Let's talk about sex, says Caroline J. Simon, professor of philosophy (and interim dean for social sciences) at Hope College in Holland, Michigan. Her new book, Bringing Sex into Focus: The Quest for Sexual Integrity (IVP Academic), explores human sexuality through six "lenses" (covenantal, procreative, romantic, plain sex, expressive, and power), while reflecting upon married life, single life, flirtation, homosexuality, casual sex, and the commodified sexuality of pornography and prostitution. Marlena Graves, a contributor to CT's Her.meneutics blog, spoke with Simon about how discipleship, character development, and virtue connect with sexual integrity.
Can you flesh out the "lens" concept you use to frame your book?
A lens is a metaphor for a broad conception of how people view sexuality, quite often without even knowing that they're picking up a perspective. Part of what the lens metaphor is supposed to convey is the sense that when you're looking through it, the lens is a bit invisible to you. Quite unknowingly, people often view sexuality from more than one perspective—through a combination of lenses.

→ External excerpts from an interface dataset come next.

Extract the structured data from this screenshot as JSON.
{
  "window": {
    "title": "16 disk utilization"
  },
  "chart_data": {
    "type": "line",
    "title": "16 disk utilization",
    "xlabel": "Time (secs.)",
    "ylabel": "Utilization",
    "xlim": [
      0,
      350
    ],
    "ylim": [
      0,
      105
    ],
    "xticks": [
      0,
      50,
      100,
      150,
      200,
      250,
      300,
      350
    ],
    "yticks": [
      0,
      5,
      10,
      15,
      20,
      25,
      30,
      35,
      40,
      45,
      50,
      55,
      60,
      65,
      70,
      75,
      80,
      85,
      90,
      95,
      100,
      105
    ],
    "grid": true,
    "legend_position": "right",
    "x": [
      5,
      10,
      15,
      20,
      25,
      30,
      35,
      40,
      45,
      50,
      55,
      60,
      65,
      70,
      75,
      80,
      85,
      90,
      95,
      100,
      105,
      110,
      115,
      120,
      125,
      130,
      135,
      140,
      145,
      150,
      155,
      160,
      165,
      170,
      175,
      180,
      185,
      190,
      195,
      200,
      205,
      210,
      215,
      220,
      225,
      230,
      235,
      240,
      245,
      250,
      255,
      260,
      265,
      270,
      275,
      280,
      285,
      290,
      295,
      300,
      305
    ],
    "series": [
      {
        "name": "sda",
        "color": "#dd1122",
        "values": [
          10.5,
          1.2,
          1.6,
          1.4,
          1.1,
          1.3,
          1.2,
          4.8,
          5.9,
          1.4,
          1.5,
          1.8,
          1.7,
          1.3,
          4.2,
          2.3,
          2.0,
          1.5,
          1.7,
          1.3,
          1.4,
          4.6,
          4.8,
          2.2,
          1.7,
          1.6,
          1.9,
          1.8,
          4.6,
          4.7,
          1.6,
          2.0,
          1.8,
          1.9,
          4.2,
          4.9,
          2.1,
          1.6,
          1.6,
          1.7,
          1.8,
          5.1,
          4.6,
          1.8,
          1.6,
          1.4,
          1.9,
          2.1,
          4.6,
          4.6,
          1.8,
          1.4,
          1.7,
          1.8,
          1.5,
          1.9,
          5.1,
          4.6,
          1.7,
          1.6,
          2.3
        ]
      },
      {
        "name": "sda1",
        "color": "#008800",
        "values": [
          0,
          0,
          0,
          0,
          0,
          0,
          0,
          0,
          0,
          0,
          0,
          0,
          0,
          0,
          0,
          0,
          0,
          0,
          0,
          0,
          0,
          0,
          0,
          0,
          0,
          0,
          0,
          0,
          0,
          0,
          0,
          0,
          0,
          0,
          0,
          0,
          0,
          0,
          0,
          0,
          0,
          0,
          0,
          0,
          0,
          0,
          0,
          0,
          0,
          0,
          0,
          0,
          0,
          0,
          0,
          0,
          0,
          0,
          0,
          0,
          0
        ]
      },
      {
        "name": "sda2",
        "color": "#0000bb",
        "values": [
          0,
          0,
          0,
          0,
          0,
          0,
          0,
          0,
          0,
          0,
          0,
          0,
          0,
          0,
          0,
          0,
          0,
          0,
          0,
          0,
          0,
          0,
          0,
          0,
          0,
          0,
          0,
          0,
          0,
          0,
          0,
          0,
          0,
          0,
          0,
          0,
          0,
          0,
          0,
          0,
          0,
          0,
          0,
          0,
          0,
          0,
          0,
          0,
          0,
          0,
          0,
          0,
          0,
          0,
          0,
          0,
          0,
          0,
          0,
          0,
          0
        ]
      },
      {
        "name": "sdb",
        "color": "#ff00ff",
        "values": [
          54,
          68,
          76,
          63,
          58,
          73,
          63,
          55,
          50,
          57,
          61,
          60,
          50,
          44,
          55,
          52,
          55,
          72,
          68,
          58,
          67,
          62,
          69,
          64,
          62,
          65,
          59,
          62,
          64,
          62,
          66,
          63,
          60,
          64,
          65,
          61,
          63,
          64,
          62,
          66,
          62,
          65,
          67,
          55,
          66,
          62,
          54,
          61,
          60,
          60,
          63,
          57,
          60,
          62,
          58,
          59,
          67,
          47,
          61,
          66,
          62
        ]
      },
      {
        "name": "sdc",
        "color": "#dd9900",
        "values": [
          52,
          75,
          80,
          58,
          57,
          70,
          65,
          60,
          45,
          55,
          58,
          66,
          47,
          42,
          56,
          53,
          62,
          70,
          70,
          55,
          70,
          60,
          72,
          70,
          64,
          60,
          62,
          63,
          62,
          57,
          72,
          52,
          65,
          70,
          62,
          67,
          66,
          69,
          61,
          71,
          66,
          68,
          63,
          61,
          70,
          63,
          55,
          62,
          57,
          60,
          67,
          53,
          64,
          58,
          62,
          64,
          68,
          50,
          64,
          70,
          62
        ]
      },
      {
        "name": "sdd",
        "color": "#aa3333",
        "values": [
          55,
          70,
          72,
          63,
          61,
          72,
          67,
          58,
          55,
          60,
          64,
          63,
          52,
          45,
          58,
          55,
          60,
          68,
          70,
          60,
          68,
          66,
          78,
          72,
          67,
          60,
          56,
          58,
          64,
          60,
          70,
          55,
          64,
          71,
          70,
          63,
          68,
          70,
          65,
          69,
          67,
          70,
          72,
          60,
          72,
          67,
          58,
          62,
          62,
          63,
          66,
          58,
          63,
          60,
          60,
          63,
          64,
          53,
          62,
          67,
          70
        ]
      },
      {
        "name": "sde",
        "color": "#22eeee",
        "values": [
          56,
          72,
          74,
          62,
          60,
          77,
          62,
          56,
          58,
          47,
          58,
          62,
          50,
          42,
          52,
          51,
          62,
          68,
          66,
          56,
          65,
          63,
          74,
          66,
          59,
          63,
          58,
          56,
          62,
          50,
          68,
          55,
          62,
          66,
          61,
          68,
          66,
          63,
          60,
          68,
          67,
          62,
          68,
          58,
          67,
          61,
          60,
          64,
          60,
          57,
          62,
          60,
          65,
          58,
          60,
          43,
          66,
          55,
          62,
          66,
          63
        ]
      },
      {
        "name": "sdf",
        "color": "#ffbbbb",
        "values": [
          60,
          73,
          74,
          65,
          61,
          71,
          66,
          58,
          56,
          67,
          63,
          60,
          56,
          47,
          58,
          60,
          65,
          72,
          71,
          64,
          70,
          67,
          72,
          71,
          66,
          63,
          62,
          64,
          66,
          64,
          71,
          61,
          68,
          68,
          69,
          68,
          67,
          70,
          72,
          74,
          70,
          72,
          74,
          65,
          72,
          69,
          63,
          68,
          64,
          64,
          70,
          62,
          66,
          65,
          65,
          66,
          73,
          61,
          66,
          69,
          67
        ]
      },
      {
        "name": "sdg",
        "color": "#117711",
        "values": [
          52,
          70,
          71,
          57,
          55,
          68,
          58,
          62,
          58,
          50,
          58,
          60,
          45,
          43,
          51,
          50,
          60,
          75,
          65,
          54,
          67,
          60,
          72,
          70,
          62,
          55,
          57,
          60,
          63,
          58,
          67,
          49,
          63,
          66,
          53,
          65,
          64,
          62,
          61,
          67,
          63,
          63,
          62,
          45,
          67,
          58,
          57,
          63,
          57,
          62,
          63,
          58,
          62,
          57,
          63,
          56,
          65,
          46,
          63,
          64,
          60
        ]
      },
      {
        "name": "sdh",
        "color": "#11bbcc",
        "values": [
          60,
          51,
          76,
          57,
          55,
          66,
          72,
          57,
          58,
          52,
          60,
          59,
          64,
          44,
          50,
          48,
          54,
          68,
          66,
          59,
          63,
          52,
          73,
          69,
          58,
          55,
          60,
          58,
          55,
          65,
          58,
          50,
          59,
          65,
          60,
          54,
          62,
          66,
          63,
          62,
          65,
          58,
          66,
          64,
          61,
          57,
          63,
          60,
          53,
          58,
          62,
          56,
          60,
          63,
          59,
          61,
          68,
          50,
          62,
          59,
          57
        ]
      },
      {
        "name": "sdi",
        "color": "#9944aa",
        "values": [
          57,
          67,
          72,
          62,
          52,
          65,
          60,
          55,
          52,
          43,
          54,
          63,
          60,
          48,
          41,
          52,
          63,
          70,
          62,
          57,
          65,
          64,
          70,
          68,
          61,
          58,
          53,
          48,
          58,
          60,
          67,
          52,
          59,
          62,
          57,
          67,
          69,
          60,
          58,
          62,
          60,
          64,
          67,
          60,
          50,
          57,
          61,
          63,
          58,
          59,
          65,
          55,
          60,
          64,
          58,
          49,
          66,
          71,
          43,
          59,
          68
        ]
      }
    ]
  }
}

For example, when I ask students their view of sexuality, they'll often say, "Well, I am a Christian, and I take a covenantal point of view on sexuality." But their actual stance on whether it's permissible to divorce and remarry when you've fallen out of love with your spouse is, "Staying in a marriage where you no longer love your spouse romantically is inappropriate." Although they think they're seeing sex through a covenantal point of view, their center of gravity is really a romantic lens.
There may be more than six lenses, but these are the six I see being deployed most often in our culture. Becoming aware of ...1